Quartz watch 50th Anniversary Limited Edition
Fifty years ago, the world’s first quartz watch, the Seiko Quartz Astron, was
launched. Perhaps no watch before or since has had a more important or lasting
impact on the watch industry, as it marked the start of the quartz revolution
which brought high precision timekeeping within the reach of all. To
commemorate the Quartz Astron’s 50th anniversary, we are proud to announce a
limited edition Grand Seiko watch which has a unique design and Grand Seiko’s latest quartz movement, the GMT caliber 9F86. This limited edition watch takes center stage within the Heritage Collection.
The case is classically Grand Seiko, polished to a beautiful distortion-free mirror finish. The dial is in Grand Seiko’s signature deep blue color and carries a pattern based on the quartz crystal symbol that was used for many years on Seiko’s quartz watches and acts as a quiet reminder of the Quartz Astron’s importance to modern horology.
The seconds and GMT hands are in gold, as are the 24 hour numerals inside the minute track and the name Grand Seiko.
The case back carries the Grand Seiko lion, the symbol of Grand Seiko.
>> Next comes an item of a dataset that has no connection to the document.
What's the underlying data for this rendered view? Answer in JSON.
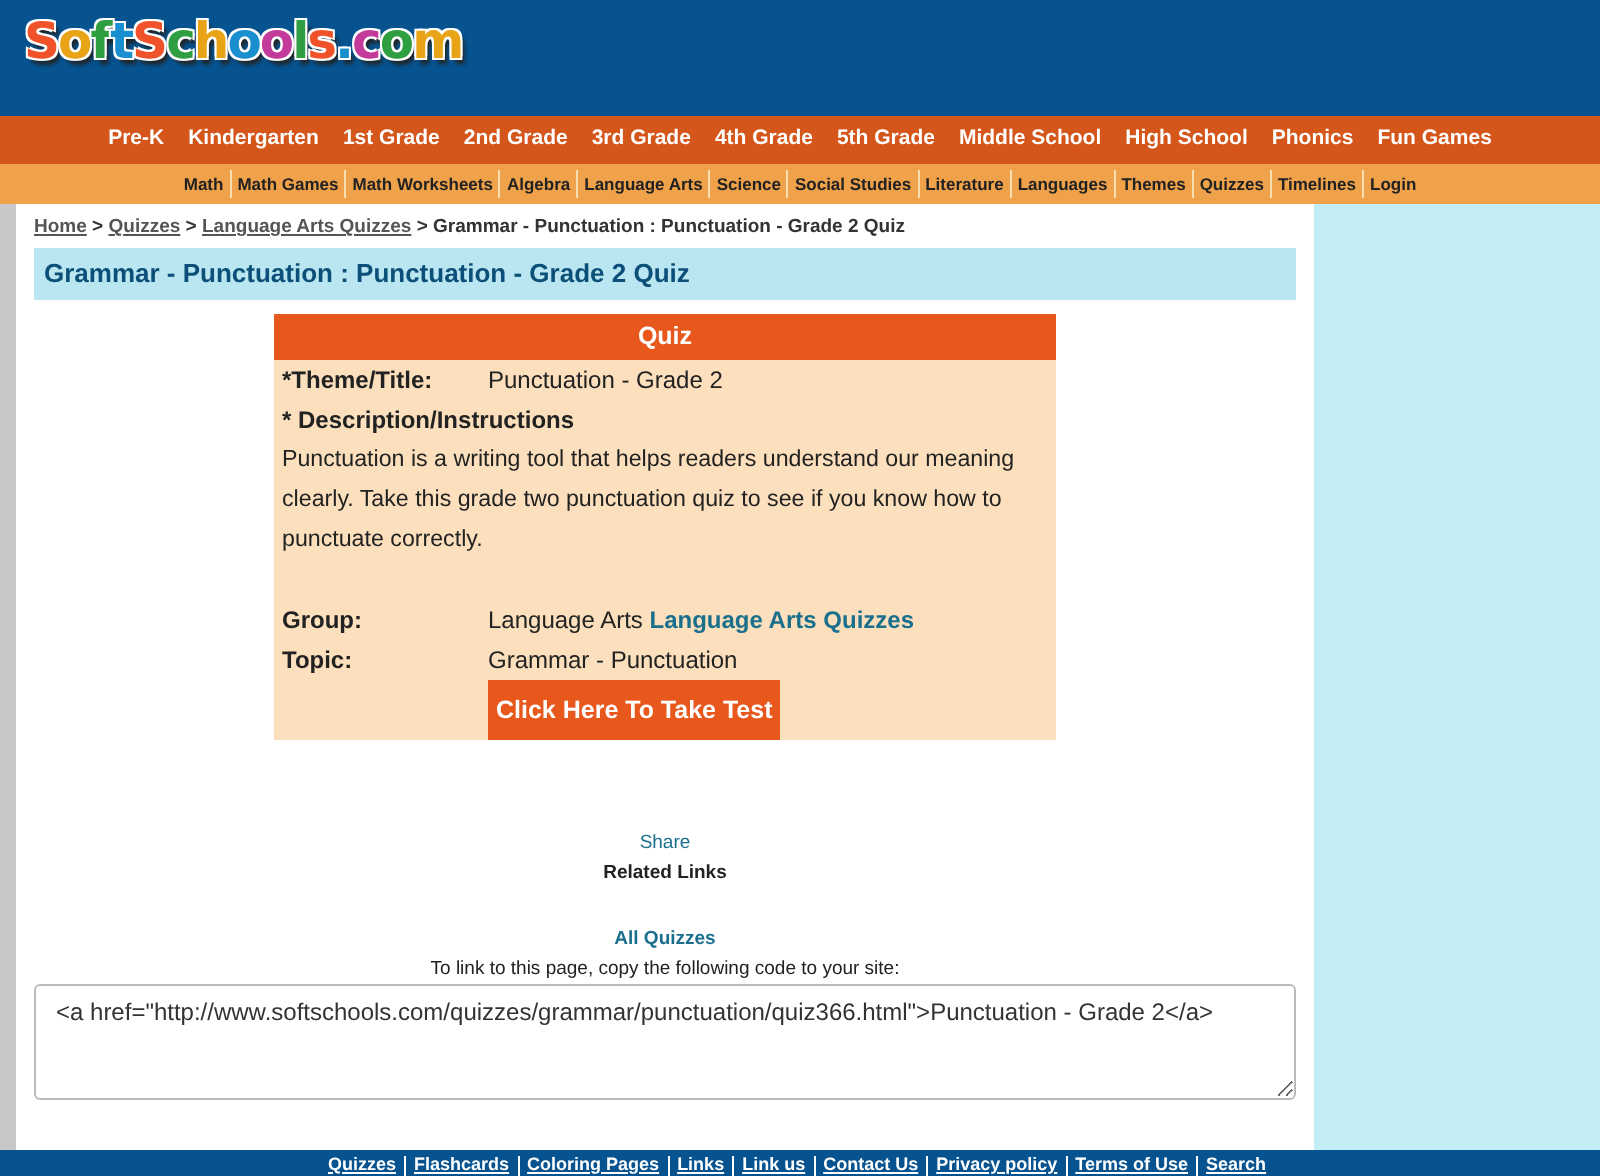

Alongside are the quartz crystal symbol and the words ‘Quartz Watch 50th Anniversary’. Each watch in this limited edition of 2019 has its own serial number which is also displayed on the case back.
The alignment of the case back might be different from that shown in the photograph.
|Case back:||Screw case back|
|Glass Material:||Dual-curved sapphire crystal|
|Glass Coating:||Anti-reflective coating on inner surface|
|Case size:||Diameter 40.0mm Lug-to-lug 47.0mm Thickness 12.2mm|
|Clasp type:||Three-fold clasp with push button release|
|Water resistance:||10 bar|
|Magnetic resistance:||4,800 A/m|
|Other details / Features:||
The three movements at the heart of Grand Seiko
One of the world's foremost mechanical movements, the culmination of high-precision micro-engineering and the attention to detail of Seiko's expert watchmakers.
Spring Drive is a unique movement that delivers one-second-a-day precision, using just the power of a mainspring.